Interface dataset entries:
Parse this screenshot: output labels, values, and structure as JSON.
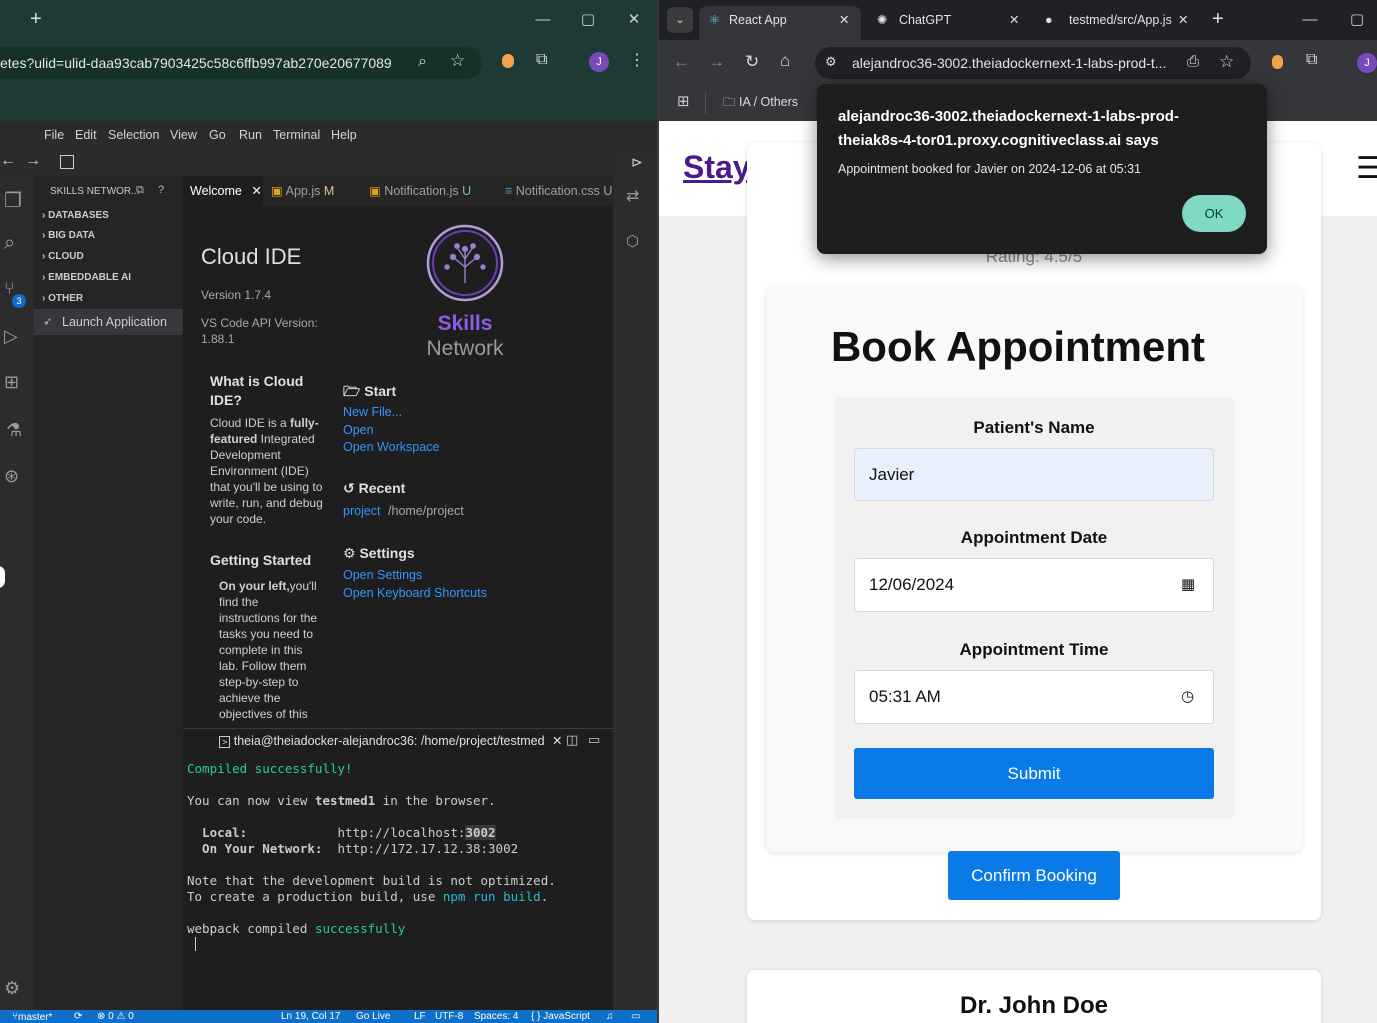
{
  "left_window": {
    "url": "etes?ulid=ulid-daa93cab7903425c58c6ffb997ab270e20677089",
    "profile_initial": "J",
    "menu": [
      "File",
      "Edit",
      "Selection",
      "View",
      "Go",
      "Run",
      "Terminal",
      "Help"
    ],
    "sidebar": {
      "title": "SKILLS NETWOR...",
      "sections": [
        "DATABASES",
        "BIG DATA",
        "CLOUD",
        "EMBEDDABLE AI",
        "OTHER"
      ],
      "launch_label": "Launch Application"
    },
    "source_control_badge": "3",
    "tabs": [
      {
        "label": "Welcome",
        "status": ""
      },
      {
        "label": "App.js",
        "status": "M"
      },
      {
        "label": "Notification.js",
        "status": "U"
      },
      {
        "label": "Notification.css",
        "status": "U"
      }
    ],
    "welcome": {
      "title": "Cloud IDE",
      "version": "Version 1.7.4",
      "api_version_label": "VS Code API Version:",
      "api_version": "1.88.1",
      "logo_line1": "Skills",
      "logo_line2": "Network",
      "what_heading": "What is Cloud IDE?",
      "what_text_a": "Cloud IDE is a ",
      "what_text_bold": "fully-featured",
      "what_text_b": " Integrated Development Environment (IDE) that you'll be using to write, run, and debug your code.",
      "getting_started_heading": "Getting Started",
      "getting_started_bold": "On your left,",
      "getting_started_text": "you'll find the instructions for the tasks you need to complete in this lab. Follow them step-by-step to achieve the objectives of this",
      "start_heading": "Start",
      "start_links": [
        "New File...",
        "Open",
        "Open Workspace"
      ],
      "recent_heading": "Recent",
      "recent_link": "project",
      "recent_path": "/home/project",
      "settings_heading": "Settings",
      "settings_links": [
        "Open Settings",
        "Open Keyboard Shortcuts"
      ]
    },
    "terminal": {
      "tab_title": "theia@theiadocker-alejandroc36: /home/project/testmed",
      "lines": {
        "compiled": "Compiled successfully!",
        "view_a": "You can now view ",
        "view_app": "testmed1",
        "view_b": " in the browser.",
        "local_label": "  Local:            ",
        "local_url_a": "http://localhost:",
        "local_port": "3002",
        "network_label": "  On Your Network:  ",
        "network_url": "http://172.17.12.38:3002",
        "note1": "Note that the development build is not optimized.",
        "note2_a": "To create a production build, use ",
        "note2_cmd": "npm run build",
        "note2_b": ".",
        "webpack_a": "webpack compiled ",
        "webpack_b": "successfully"
      }
    },
    "statusbar": {
      "branch": "master*",
      "problems": "⊗ 0 ⚠ 0",
      "position": "Ln 19, Col 17",
      "golive": "Go Live",
      "eol": "LF",
      "encoding": "UTF-8",
      "spaces": "Spaces: 4",
      "language": "{ } JavaScript"
    }
  },
  "right_window": {
    "tabs": [
      {
        "label": "React App",
        "active": true
      },
      {
        "label": "ChatGPT",
        "active": false
      },
      {
        "label": "testmed/src/App.js",
        "active": false
      }
    ],
    "url": "alejandroc36-3002.theiadockernext-1-labs-prod-t...",
    "bookmark_folder": "IA / Others",
    "profile_initial": "J",
    "page": {
      "brand_partial": "Stay",
      "rating": "Rating: 4.5/5",
      "form_title": "Book Appointment",
      "name_label": "Patient's Name",
      "name_value": "Javier",
      "date_label": "Appointment Date",
      "date_value": "12/06/2024",
      "time_label": "Appointment Time",
      "time_value": "05:31 AM",
      "submit_label": "Submit",
      "confirm_label": "Confirm Booking",
      "next_doctor": "Dr. John Doe"
    },
    "dialog": {
      "origin_line1": "alejandroc36-3002.theiadockernext-1-labs-prod-",
      "origin_line2": "theiak8s-4-tor01.proxy.cognitiveclass.ai says",
      "message": "Appointment booked for Javier on 2024-12-06 at 05:31",
      "ok_label": "OK"
    }
  },
  "colors": {
    "chrome_green": "#1f3a34",
    "vscode_blue": "#0e6fc6",
    "link_blue": "#3794ff",
    "submit_blue": "#0a7ae6",
    "ok_teal": "#7fd9c4",
    "brand_purple": "#4b1a8c"
  }
}
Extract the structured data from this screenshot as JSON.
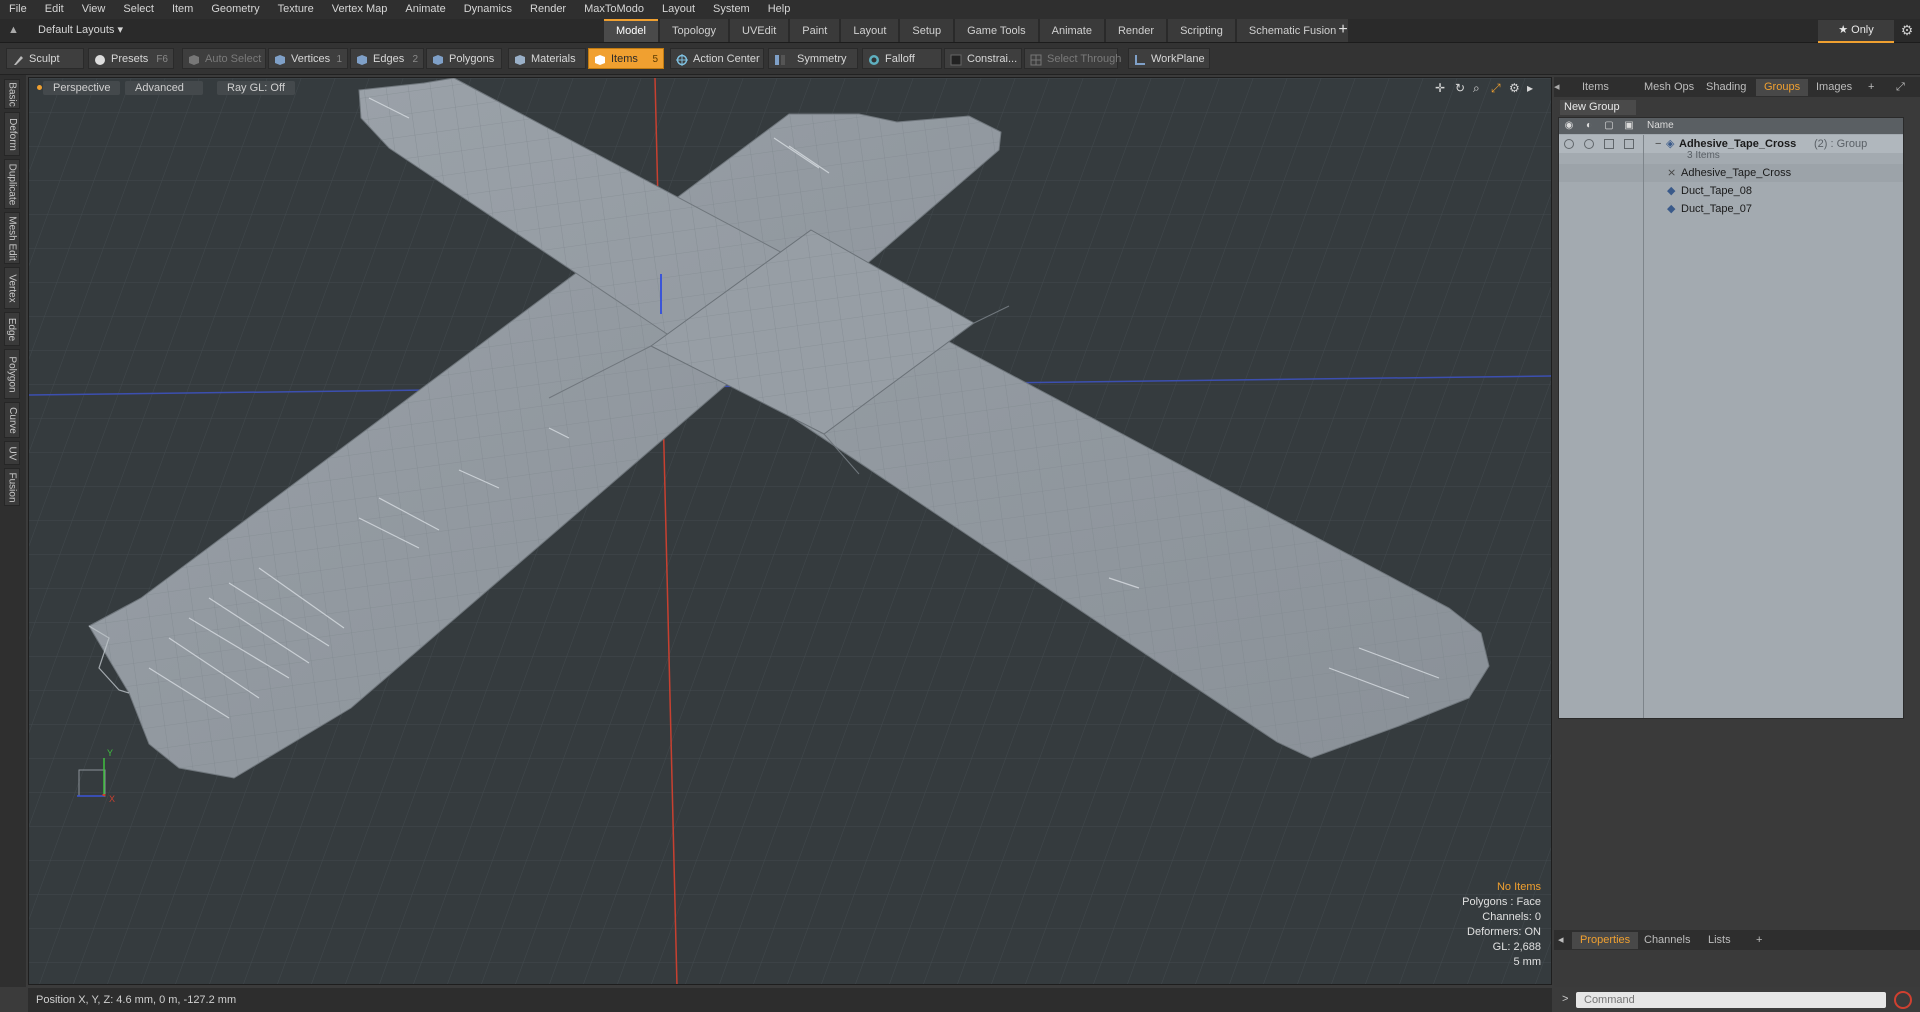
{
  "menu": [
    "File",
    "Edit",
    "View",
    "Select",
    "Item",
    "Geometry",
    "Texture",
    "Vertex Map",
    "Animate",
    "Dynamics",
    "Render",
    "MaxToModo",
    "Layout",
    "System",
    "Help"
  ],
  "layout_dropdown": "Default Layouts ▾",
  "tabs": [
    {
      "label": "Model",
      "active": true
    },
    {
      "label": "Topology",
      "active": false
    },
    {
      "label": "UVEdit",
      "active": false
    },
    {
      "label": "Paint",
      "active": false
    },
    {
      "label": "Layout",
      "active": false
    },
    {
      "label": "Setup",
      "active": false
    },
    {
      "label": "Game Tools",
      "active": false
    },
    {
      "label": "Animate",
      "active": false
    },
    {
      "label": "Render",
      "active": false
    },
    {
      "label": "Scripting",
      "active": false
    },
    {
      "label": "Schematic Fusion",
      "active": false
    }
  ],
  "tab_plus": "+",
  "only_label": "★  Only",
  "toolbar": {
    "sculpt": "Sculpt",
    "presets": "Presets",
    "presets_key": "F6",
    "auto_select": "Auto Select",
    "vertices": "Vertices",
    "vertices_key": "1",
    "edges": "Edges",
    "edges_key": "2",
    "polygons": "Polygons",
    "materials": "Materials",
    "items": "Items",
    "items_key": "5",
    "action_center": "Action Center",
    "symmetry": "Symmetry",
    "falloff": "Falloff",
    "constraints": "Constrai...",
    "select_through": "Select Through",
    "workplane": "WorkPlane"
  },
  "left_tabs": [
    "Basic",
    "Deform",
    "Duplicate",
    "Mesh Edit",
    "Vertex",
    "Edge",
    "Polygon",
    "Curve",
    "UV",
    "Fusion"
  ],
  "viewport": {
    "perspective": "Perspective",
    "advanced": "Advanced",
    "raygl": "Ray GL: Off",
    "info": {
      "no_items": "No Items",
      "polygons": "Polygons : Face",
      "channels": "Channels: 0",
      "deformers": "Deformers: ON",
      "gl": "GL: 2,688",
      "scale": "5 mm"
    }
  },
  "right_tabs": [
    {
      "label": "Items",
      "active": false
    },
    {
      "label": "Mesh Ops",
      "active": false
    },
    {
      "label": "Shading",
      "active": false
    },
    {
      "label": "Groups",
      "active": true
    },
    {
      "label": "Images",
      "active": false
    }
  ],
  "right_plus": "+",
  "new_group": "New Group",
  "tree": {
    "name_header": "Name",
    "group_name": "Adhesive_Tape_Cross",
    "group_suffix": " (2) : Group",
    "group_count": "3 Items",
    "items": [
      "Adhesive_Tape_Cross",
      "Duct_Tape_08",
      "Duct_Tape_07"
    ]
  },
  "prop_tabs": [
    {
      "label": "Properties",
      "active": true
    },
    {
      "label": "Channels",
      "active": false
    },
    {
      "label": "Lists",
      "active": false
    }
  ],
  "prop_plus": "+",
  "status": "Position X, Y, Z:   4.6 mm, 0 m, -127.2 mm",
  "command_placeholder": "Command",
  "command_arrow": ">",
  "axis": {
    "y": "Y",
    "x": "X"
  },
  "colors": {
    "accent": "#f0a030",
    "x_axis": "#c84030",
    "z_axis": "#3c4fb0"
  }
}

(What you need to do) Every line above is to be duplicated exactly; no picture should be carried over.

(Answer)
Parse this screenshot: output labels, values, and structure as JSON.
{
  "left_window": {
    "url": "etes?ulid=ulid-daa93cab7903425c58c6ffb997ab270e20677089",
    "profile_initial": "J",
    "menu": [
      "File",
      "Edit",
      "Selection",
      "View",
      "Go",
      "Run",
      "Terminal",
      "Help"
    ],
    "sidebar": {
      "title": "SKILLS NETWOR...",
      "sections": [
        "DATABASES",
        "BIG DATA",
        "CLOUD",
        "EMBEDDABLE AI",
        "OTHER"
      ],
      "launch_label": "Launch Application"
    },
    "source_control_badge": "3",
    "tabs": [
      {
        "label": "Welcome",
        "status": ""
      },
      {
        "label": "App.js",
        "status": "M"
      },
      {
        "label": "Notification.js",
        "status": "U"
      },
      {
        "label": "Notification.css",
        "status": "U"
      }
    ],
    "welcome": {
      "title": "Cloud IDE",
      "version": "Version 1.7.4",
      "api_version_label": "VS Code API Version:",
      "api_version": "1.88.1",
      "logo_line1": "Skills",
      "logo_line2": "Network",
      "what_heading": "What is Cloud IDE?",
      "what_text_a": "Cloud IDE is a ",
      "what_text_bold": "fully-featured",
      "what_text_b": " Integrated Development Environment (IDE) that you'll be using to write, run, and debug your code.",
      "getting_started_heading": "Getting Started",
      "getting_started_bold": "On your left,",
      "getting_started_text": "you'll find the instructions for the tasks you need to complete in this lab. Follow them step-by-step to achieve the objectives of this",
      "start_heading": "Start",
      "start_links": [
        "New File...",
        "Open",
        "Open Workspace"
      ],
      "recent_heading": "Recent",
      "recent_link": "project",
      "recent_path": "/home/project",
      "settings_heading": "Settings",
      "settings_links": [
        "Open Settings",
        "Open Keyboard Shortcuts"
      ]
    },
    "terminal": {
      "tab_title": "theia@theiadocker-alejandroc36: /home/project/testmed",
      "lines": {
        "compiled": "Compiled successfully!",
        "view_a": "You can now view ",
        "view_app": "testmed1",
        "view_b": " in the browser.",
        "local_label": "  Local:            ",
        "local_url_a": "http://localhost:",
        "local_port": "3002",
        "network_label": "  On Your Network:  ",
        "network_url": "http://172.17.12.38:3002",
        "note1": "Note that the development build is not optimized.",
        "note2_a": "To create a production build, use ",
        "note2_cmd": "npm run build",
        "note2_b": ".",
        "webpack_a": "webpack compiled ",
        "webpack_b": "successfully"
      }
    },
    "statusbar": {
      "branch": "master*",
      "problems": "⊗ 0 ⚠ 0",
      "position": "Ln 19, Col 17",
      "golive": "Go Live",
      "eol": "LF",
      "encoding": "UTF-8",
      "spaces": "Spaces: 4",
      "language": "{ } JavaScript"
    }
  },
  "right_window": {
    "tabs": [
      {
        "label": "React App",
        "active": true
      },
      {
        "label": "ChatGPT",
        "active": false
      },
      {
        "label": "testmed/src/App.js",
        "active": false
      }
    ],
    "url": "alejandroc36-3002.theiadockernext-1-labs-prod-t...",
    "bookmark_folder": "IA / Others",
    "profile_initial": "J",
    "page": {
      "brand_partial": "Stay",
      "rating": "Rating: 4.5/5",
      "form_title": "Book Appointment",
      "name_label": "Patient's Name",
      "name_value": "Javier",
      "date_label": "Appointment Date",
      "date_value": "12/06/2024",
      "time_label": "Appointment Time",
      "time_value": "05:31 AM",
      "submit_label": "Submit",
      "confirm_label": "Confirm Booking",
      "next_doctor": "Dr. John Doe"
    },
    "dialog": {
      "origin_line1": "alejandroc36-3002.theiadockernext-1-labs-prod-",
      "origin_line2": "theiak8s-4-tor01.proxy.cognitiveclass.ai says",
      "message": "Appointment booked for Javier on 2024-12-06 at 05:31",
      "ok_label": "OK"
    }
  },
  "colors": {
    "chrome_green": "#1f3a34",
    "vscode_blue": "#0e6fc6",
    "link_blue": "#3794ff",
    "submit_blue": "#0a7ae6",
    "ok_teal": "#7fd9c4",
    "brand_purple": "#4b1a8c"
  }
}
Extract the structured data from this screenshot as JSON.
{
  "menu": [
    "File",
    "Edit",
    "View",
    "Select",
    "Item",
    "Geometry",
    "Texture",
    "Vertex Map",
    "Animate",
    "Dynamics",
    "Render",
    "MaxToModo",
    "Layout",
    "System",
    "Help"
  ],
  "layout_dropdown": "Default Layouts ▾",
  "tabs": [
    {
      "label": "Model",
      "active": true
    },
    {
      "label": "Topology",
      "active": false
    },
    {
      "label": "UVEdit",
      "active": false
    },
    {
      "label": "Paint",
      "active": false
    },
    {
      "label": "Layout",
      "active": false
    },
    {
      "label": "Setup",
      "active": false
    },
    {
      "label": "Game Tools",
      "active": false
    },
    {
      "label": "Animate",
      "active": false
    },
    {
      "label": "Render",
      "active": false
    },
    {
      "label": "Scripting",
      "active": false
    },
    {
      "label": "Schematic Fusion",
      "active": false
    }
  ],
  "tab_plus": "+",
  "only_label": "★  Only",
  "toolbar": {
    "sculpt": "Sculpt",
    "presets": "Presets",
    "presets_key": "F6",
    "auto_select": "Auto Select",
    "vertices": "Vertices",
    "vertices_key": "1",
    "edges": "Edges",
    "edges_key": "2",
    "polygons": "Polygons",
    "materials": "Materials",
    "items": "Items",
    "items_key": "5",
    "action_center": "Action Center",
    "symmetry": "Symmetry",
    "falloff": "Falloff",
    "constraints": "Constrai...",
    "select_through": "Select Through",
    "workplane": "WorkPlane"
  },
  "left_tabs": [
    "Basic",
    "Deform",
    "Duplicate",
    "Mesh Edit",
    "Vertex",
    "Edge",
    "Polygon",
    "Curve",
    "UV",
    "Fusion"
  ],
  "viewport": {
    "perspective": "Perspective",
    "advanced": "Advanced",
    "raygl": "Ray GL: Off",
    "info": {
      "no_items": "No Items",
      "polygons": "Polygons : Face",
      "channels": "Channels: 0",
      "deformers": "Deformers: ON",
      "gl": "GL: 2,688",
      "scale": "5 mm"
    }
  },
  "right_tabs": [
    {
      "label": "Items",
      "active": false
    },
    {
      "label": "Mesh Ops",
      "active": false
    },
    {
      "label": "Shading",
      "active": false
    },
    {
      "label": "Groups",
      "active": true
    },
    {
      "label": "Images",
      "active": false
    }
  ],
  "right_plus": "+",
  "new_group": "New Group",
  "tree": {
    "name_header": "Name",
    "group_name": "Adhesive_Tape_Cross",
    "group_suffix": " (2) : Group",
    "group_count": "3 Items",
    "items": [
      "Adhesive_Tape_Cross",
      "Duct_Tape_08",
      "Duct_Tape_07"
    ]
  },
  "prop_tabs": [
    {
      "label": "Properties",
      "active": true
    },
    {
      "label": "Channels",
      "active": false
    },
    {
      "label": "Lists",
      "active": false
    }
  ],
  "prop_plus": "+",
  "status": "Position X, Y, Z:   4.6 mm, 0 m, -127.2 mm",
  "command_placeholder": "Command",
  "command_arrow": ">",
  "axis": {
    "y": "Y",
    "x": "X"
  },
  "colors": {
    "accent": "#f0a030",
    "x_axis": "#c84030",
    "z_axis": "#3c4fb0"
  }
}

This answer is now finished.